Year 4, Month 3, Day 8: Who Dat Who Say Who Dat When I Say Who Dat?

The Denver Post marvels at the relationship between family-oriented community life and support for sustainable energy:

What might you expect to find in communities where “family values” are the strongest? More churches? More parents helping out in classrooms? Maybe more bake sales? Yes, perhaps. But there’s one thing you would definitely find: solar panels.

Research at the University of Colorado at Boulder shows that one modern marker of communities with greater “family interdependence” — a social science term that indicates the value a person places on time spent with their family — is that more new solar energy businesses take root. Further, where state solar incentives are in place, high levels of family interdependence seem to supercharge the effectiveness of those incentives.

These aren’t just weird facts.

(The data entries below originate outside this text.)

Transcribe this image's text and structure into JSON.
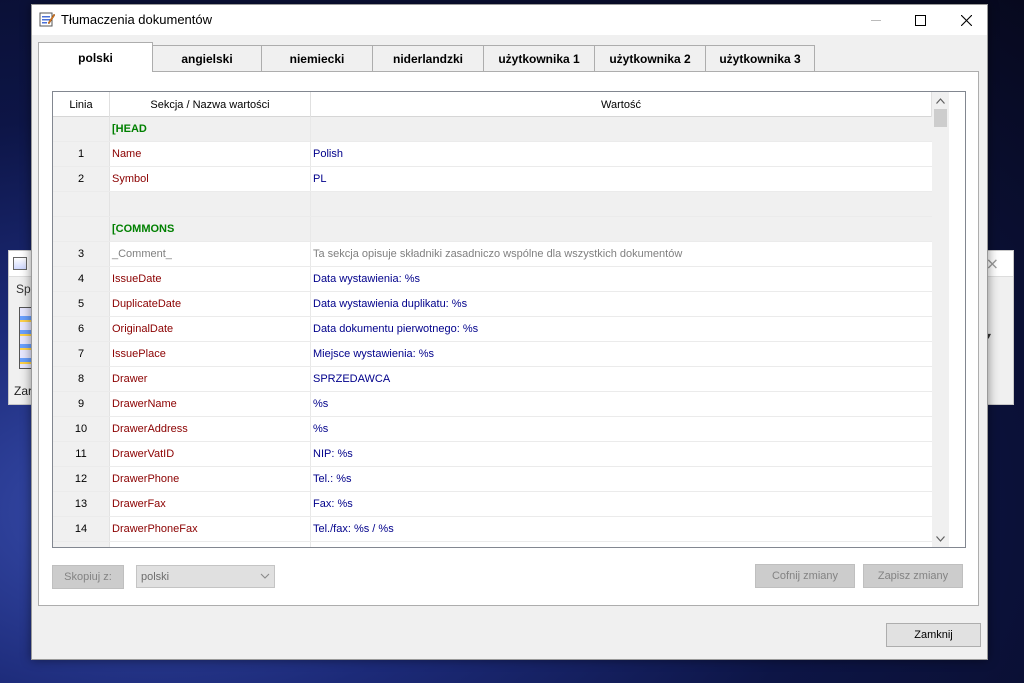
{
  "background_window": {
    "label_sp": "Spr",
    "label_za": "Zar",
    "icon_text": "FA"
  },
  "window": {
    "title": "Tłumaczenia dokumentów",
    "minimize_icon": "minimize-icon",
    "maximize_icon": "maximize-icon",
    "close_icon": "close-icon"
  },
  "tabs": [
    {
      "label": "polski",
      "active": true
    },
    {
      "label": "angielski"
    },
    {
      "label": "niemiecki"
    },
    {
      "label": "niderlandzki"
    },
    {
      "label": "użytkownika 1"
    },
    {
      "label": "użytkownika 2"
    },
    {
      "label": "użytkownika 3"
    }
  ],
  "grid": {
    "columns": [
      "Linia",
      "Sekcja / Nazwa wartości",
      "Wartość"
    ],
    "rows": [
      {
        "type": "section",
        "line": "",
        "name": "[HEAD",
        "value": ""
      },
      {
        "type": "data",
        "line": "1",
        "name": "Name",
        "value": "Polish"
      },
      {
        "type": "data",
        "line": "2",
        "name": "Symbol",
        "value": "PL"
      },
      {
        "type": "blank",
        "line": "",
        "name": "",
        "value": ""
      },
      {
        "type": "section",
        "line": "",
        "name": "[COMMONS",
        "value": ""
      },
      {
        "type": "comment",
        "line": "3",
        "name": "_Comment_",
        "value": "Ta sekcja opisuje składniki zasadniczo wspólne dla wszystkich dokumentów"
      },
      {
        "type": "data",
        "line": "4",
        "name": "IssueDate",
        "value": "Data wystawienia: %s"
      },
      {
        "type": "data",
        "line": "5",
        "name": "DuplicateDate",
        "value": "Data wystawienia duplikatu: %s"
      },
      {
        "type": "data",
        "line": "6",
        "name": "OriginalDate",
        "value": "Data dokumentu pierwotnego: %s"
      },
      {
        "type": "data",
        "line": "7",
        "name": "IssuePlace",
        "value": "Miejsce wystawienia: %s"
      },
      {
        "type": "data",
        "line": "8",
        "name": "Drawer",
        "value": "SPRZEDAWCA"
      },
      {
        "type": "data",
        "line": "9",
        "name": "DrawerName",
        "value": "%s"
      },
      {
        "type": "data",
        "line": "10",
        "name": "DrawerAddress",
        "value": "%s"
      },
      {
        "type": "data",
        "line": "11",
        "name": "DrawerVatID",
        "value": "NIP: %s"
      },
      {
        "type": "data",
        "line": "12",
        "name": "DrawerPhone",
        "value": "Tel.: %s"
      },
      {
        "type": "data",
        "line": "13",
        "name": "DrawerFax",
        "value": "Fax: %s"
      },
      {
        "type": "data",
        "line": "14",
        "name": "DrawerPhoneFax",
        "value": "Tel./fax: %s / %s"
      },
      {
        "type": "data",
        "line": "",
        "name": "",
        "value": ""
      }
    ]
  },
  "controls": {
    "copy_from_label": "Skopiuj z:",
    "copy_from_value": "polski",
    "revert_label": "Cofnij zmiany",
    "save_label": "Zapisz zmiany",
    "close_label": "Zamknij"
  },
  "colors": {
    "section_name": "#008000",
    "key_name": "#8b0000",
    "value_text": "#00008b",
    "comment_text": "#808080"
  }
}
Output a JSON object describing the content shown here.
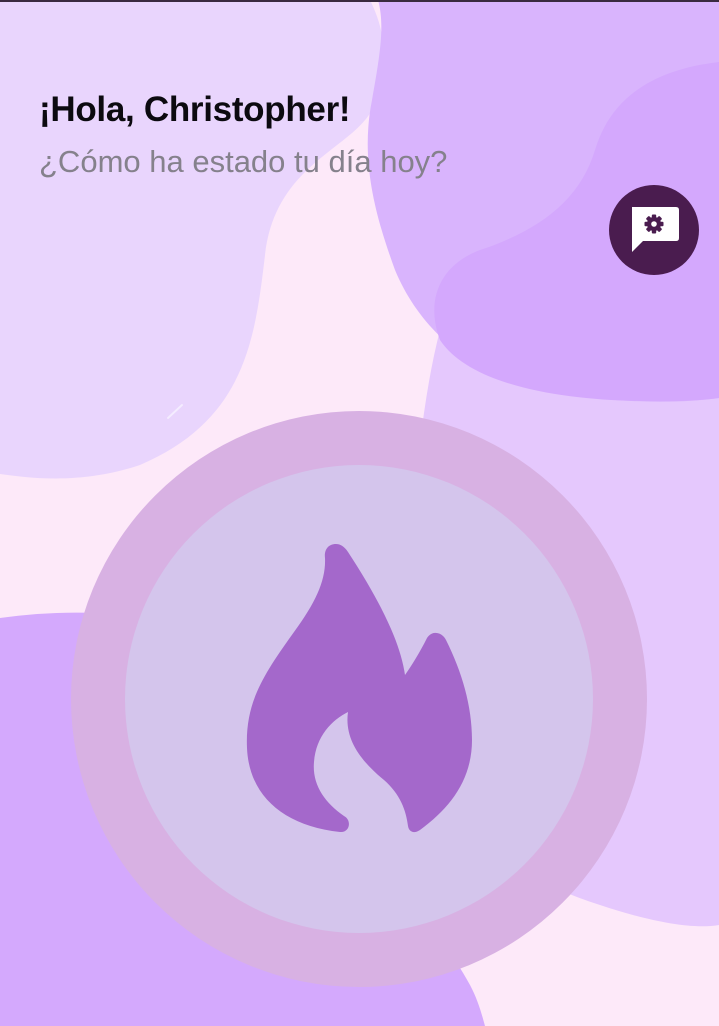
{
  "header": {
    "greeting": "¡Hola, Christopher!",
    "subtitle": "¿Cómo ha estado tu día hoy?"
  },
  "settings_button": {
    "icon": "chat-settings-icon",
    "background": "#4a1c4f"
  },
  "streak": {
    "icon": "flame-icon",
    "ring_color": "#d8b1e3",
    "inner_color": "#d4c5ec",
    "icon_color": "#a468cb"
  },
  "colors": {
    "background": "#fde9f9",
    "blob_light": "#e9d4fd",
    "blob_mid": "#d9b5fd",
    "blob_dark": "#d3a8fd"
  }
}
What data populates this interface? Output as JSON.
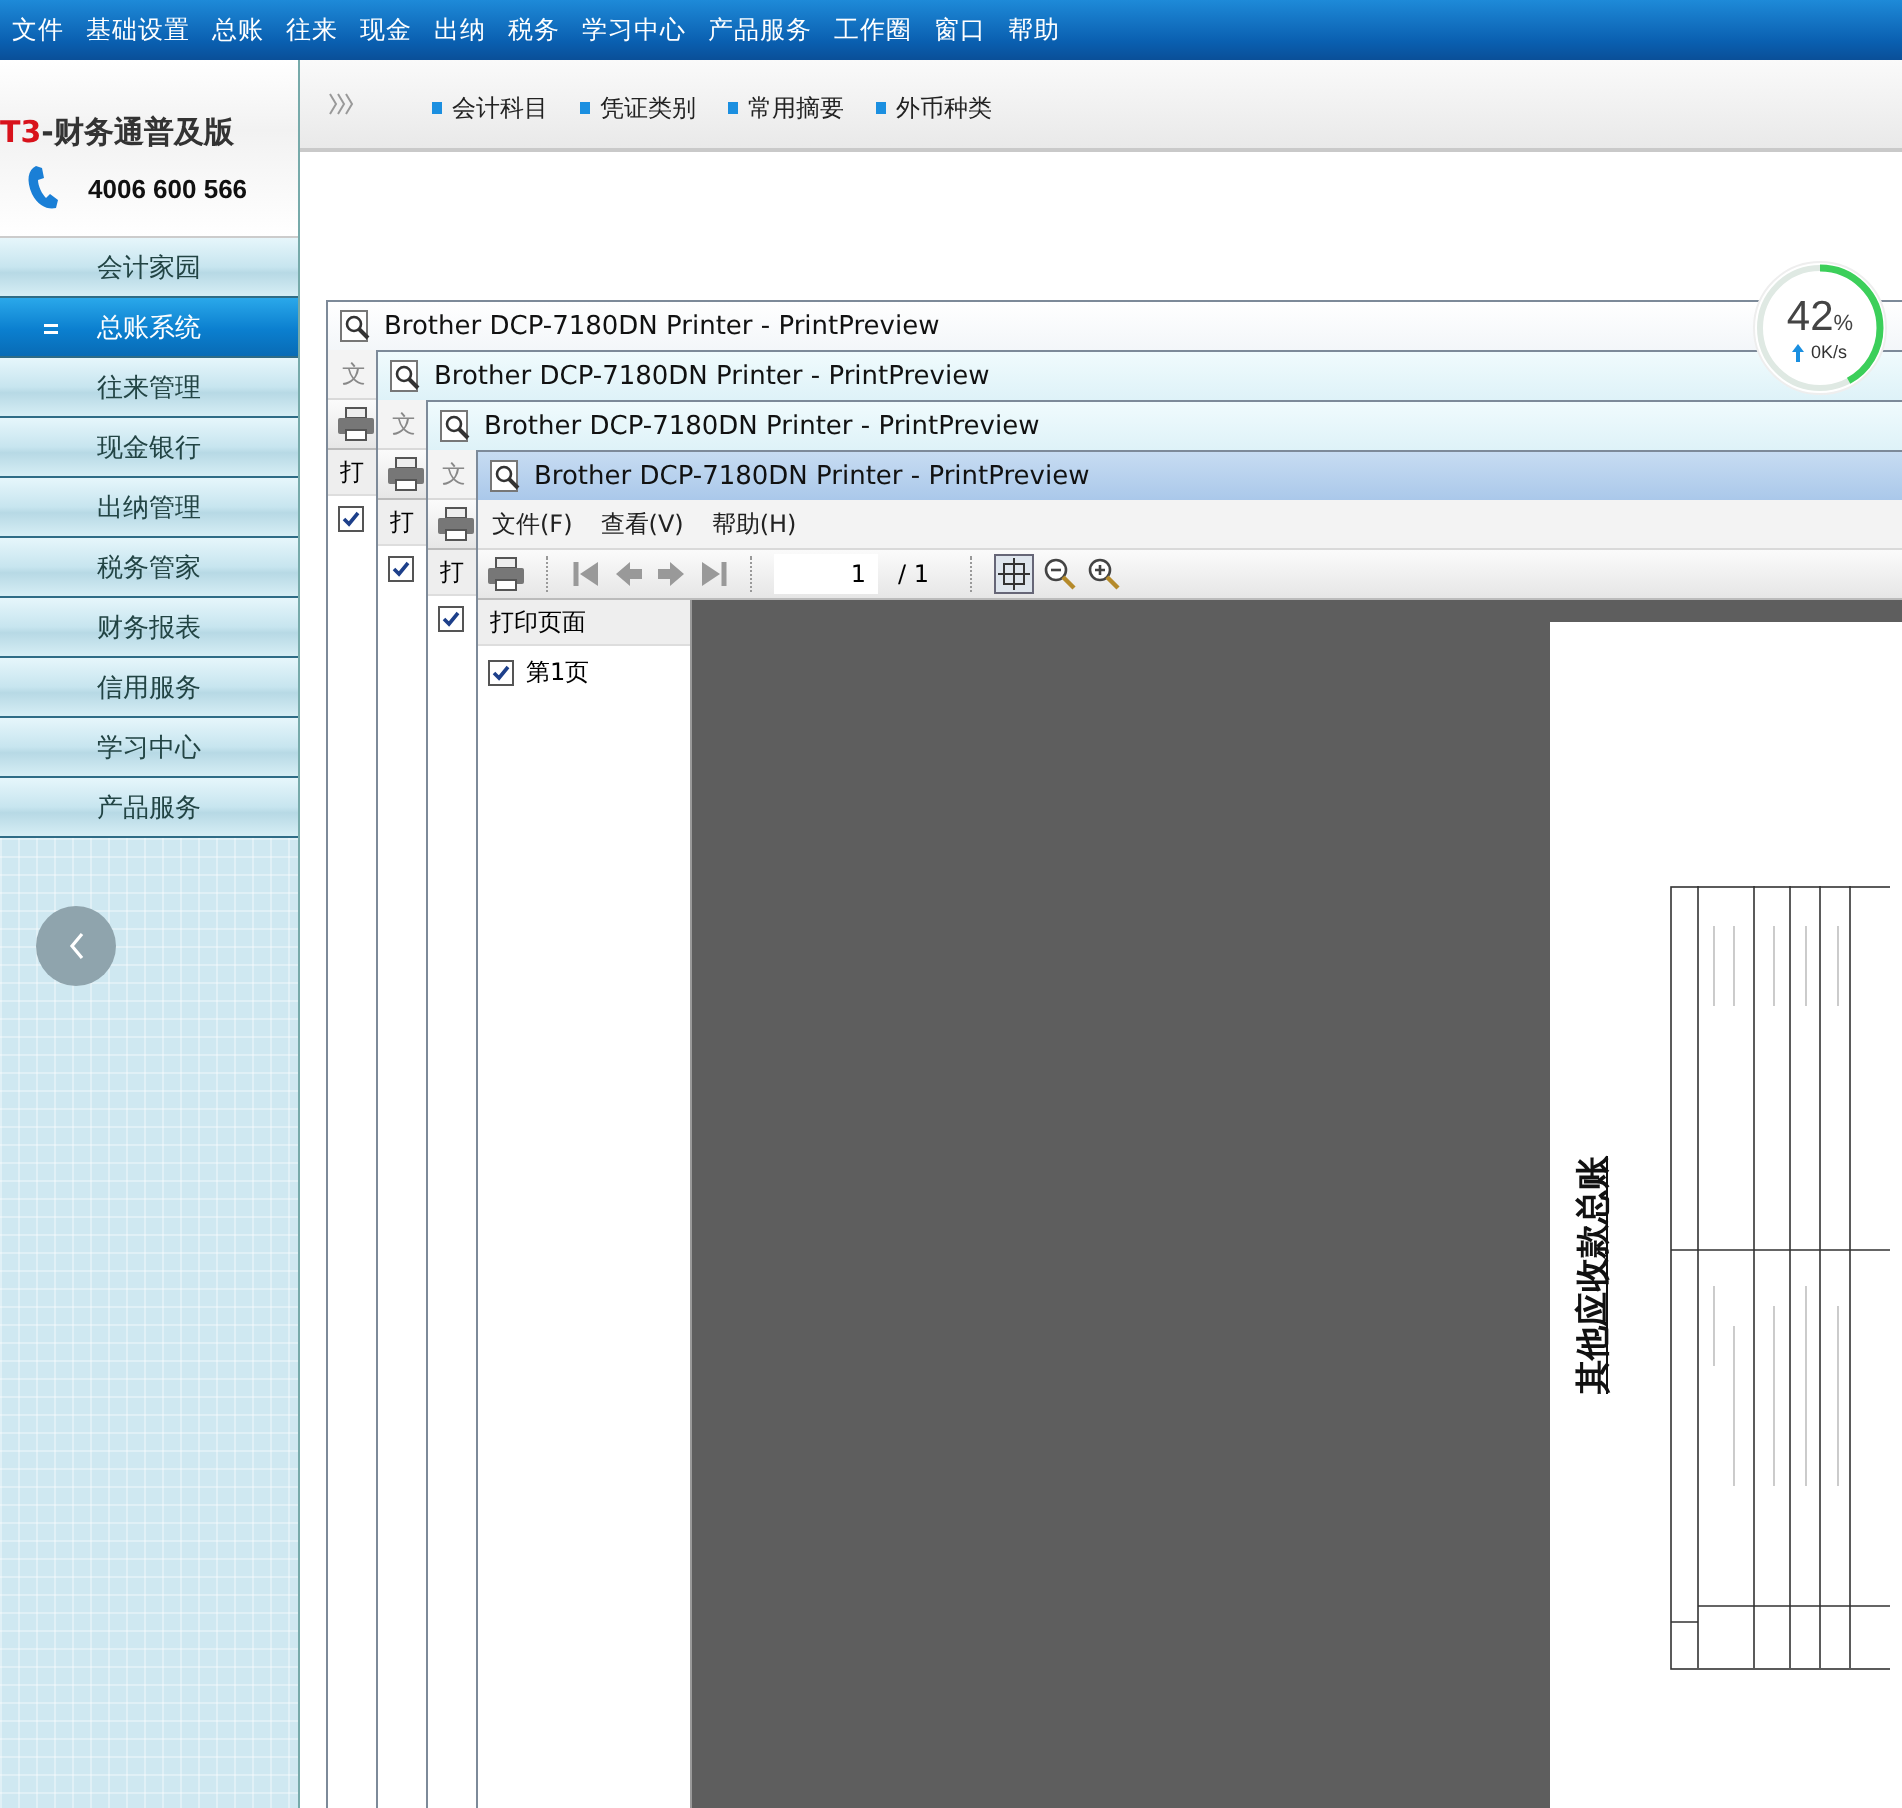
{
  "menu_bar": {
    "items": [
      "文件",
      "基础设置",
      "总账",
      "往来",
      "现金",
      "出纳",
      "税务",
      "学习中心",
      "产品服务",
      "工作圈",
      "窗口",
      "帮助"
    ]
  },
  "logo": {
    "brand": "T3",
    "product": "-财务通普及版",
    "phone": "4006 600 566"
  },
  "sidebar": {
    "items": [
      {
        "label": "会计家园",
        "selected": false
      },
      {
        "label": "总账系统",
        "selected": true
      },
      {
        "label": "往来管理",
        "selected": false
      },
      {
        "label": "现金银行",
        "selected": false
      },
      {
        "label": "出纳管理",
        "selected": false
      },
      {
        "label": "税务管家",
        "selected": false
      },
      {
        "label": "财务报表",
        "selected": false
      },
      {
        "label": "信用服务",
        "selected": false
      },
      {
        "label": "学习中心",
        "selected": false
      },
      {
        "label": "产品服务",
        "selected": false
      }
    ]
  },
  "shortcut_bar": {
    "items": [
      "会计科目",
      "凭证类别",
      "常用摘要",
      "外币种类"
    ]
  },
  "speed_gauge": {
    "value": "42",
    "unit": "%",
    "level": 0.42,
    "speed": "0K/s"
  },
  "background_windows": [
    {
      "title": "Brother DCP-7180DN Printer - PrintPreview",
      "menu_fragment": "文",
      "panel_fragment": "打",
      "page_checked": true
    },
    {
      "title": "Brother DCP-7180DN Printer - PrintPreview",
      "menu_fragment": "文",
      "panel_fragment": "打",
      "page_checked": true
    },
    {
      "title": "Brother DCP-7180DN Printer - PrintPreview",
      "menu_fragment": "文",
      "panel_fragment": "打",
      "page_checked": true
    }
  ],
  "preview_window": {
    "title": "Brother DCP-7180DN Printer - PrintPreview",
    "menu": [
      "文件(F)",
      "查看(V)",
      "帮助(H)"
    ],
    "page_number": "1",
    "page_total": "/ 1",
    "pages_header": "打印页面",
    "pages": [
      {
        "label": "第1页",
        "checked": true
      }
    ],
    "page_title": "其他应收款总账"
  }
}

The information is mind-blowing. It suggests that if government cares about solving climate change, or clean energy jobs, or entrepreneurship, then social norms — the unwritten rules of community conduct — might matter as much as rebates and incentives.

There’s a big difference between saying “pro-family” and being “pro-family.” Sent February 26:

It’s hardly counterintuitive to notice that vibrant, family-friendly communities are more likely to adopt renewable energy and make it work. A family is a chain of relationships extending forward and backward in time — an unambiguous argument for sustainability. It takes a village to raise a windmill or a solar panel.

For all their pro-family rhetoric, anti-environment conservatives are unlikely to believe that “family values” extend to people who aren’t just like them — and the GOP’s extreme libertarians are far more likely to adopt every-man-for-himself ideologies that discount and disrespect the crucial importance of community, inclusiveness, and long-term stability.

Equally important, the inevitable disruptions of global climate change will impact all of humanity significantly, damaging physical infrastructure and crippling agriculture. Coping with these changes will require a strengthened social infrastructure, and a recognition that America’s motto is “E Pluribus Unum,” not “what’s in it for me?”

Warren Senders

Year 2, Month 4, Day 26: Coal-Baggers Unite!

This weekend (April 15/16/17) is the Power Shift conference in Washington. 10,000 young environmental activists came to DC to try and influence the power structure. The WaPo, naturally, covered it as a political story: the kids don’t like Obama’s policies! Oh, no!

Sent April 16:

The real story is hardly that environmentally conscious young people are disappointed in President Obama’s energy policies. The real story is that thousands of people came to Washington to offer their dedication and initiative to free our country, once and for all, from its crippling dependence on fossil fuels — and that the print and broadcast media almost completely ignored them. If the standard reporter-to-teapartier ratio had applied to the Power Shift conference, more than five hundred journalists would have filed stories. While the teapartiers have amusing signs and wear amusing costumes, their contribution to public discourse is based on fundamentally erroneous premises — something which cannot be said of the Power Shift participants, whose perspective on public policy is based on hard and irrefutable scientific facts. What must these responsible and forward-looking young people do to obtain fair media coverage? Wear funny hats festooned with lumps of coal?

Warren Senders

Month 11, Day 13: The Millers’ Tale

The Times reports on Nathan Miller, a guy in California who wants to set up a windmill in his backyard. Naturally his neighbors object.

If we are to survive the turbulence of the coming centuries with our civilization intact, we must, as Nathan Miller says, “change our idea of what’s aesthetically pleasing.” His neighbors’ objections to his plans for a windmill will seem increasingly petty as climate change’s effects begin to disrupt our cosseted existence. A choking pall of smoke from a burning forest, blotting out the sun for weeks on end; a sudden flash flood that renders several thousand people homeless; a few hundred thousand acres of cropland dessicated by drought; a nation submerged by rising seas and its population dispersed — all these are uglier by far than a thirty-five foot tower. While a single such project cannot solve the problem of climate change, it’ll never happen without thousands upon thousands of idiosyncratic local solutions to local problems. A backyard wind turbine will soon be a thing of beauty.

Warren Senders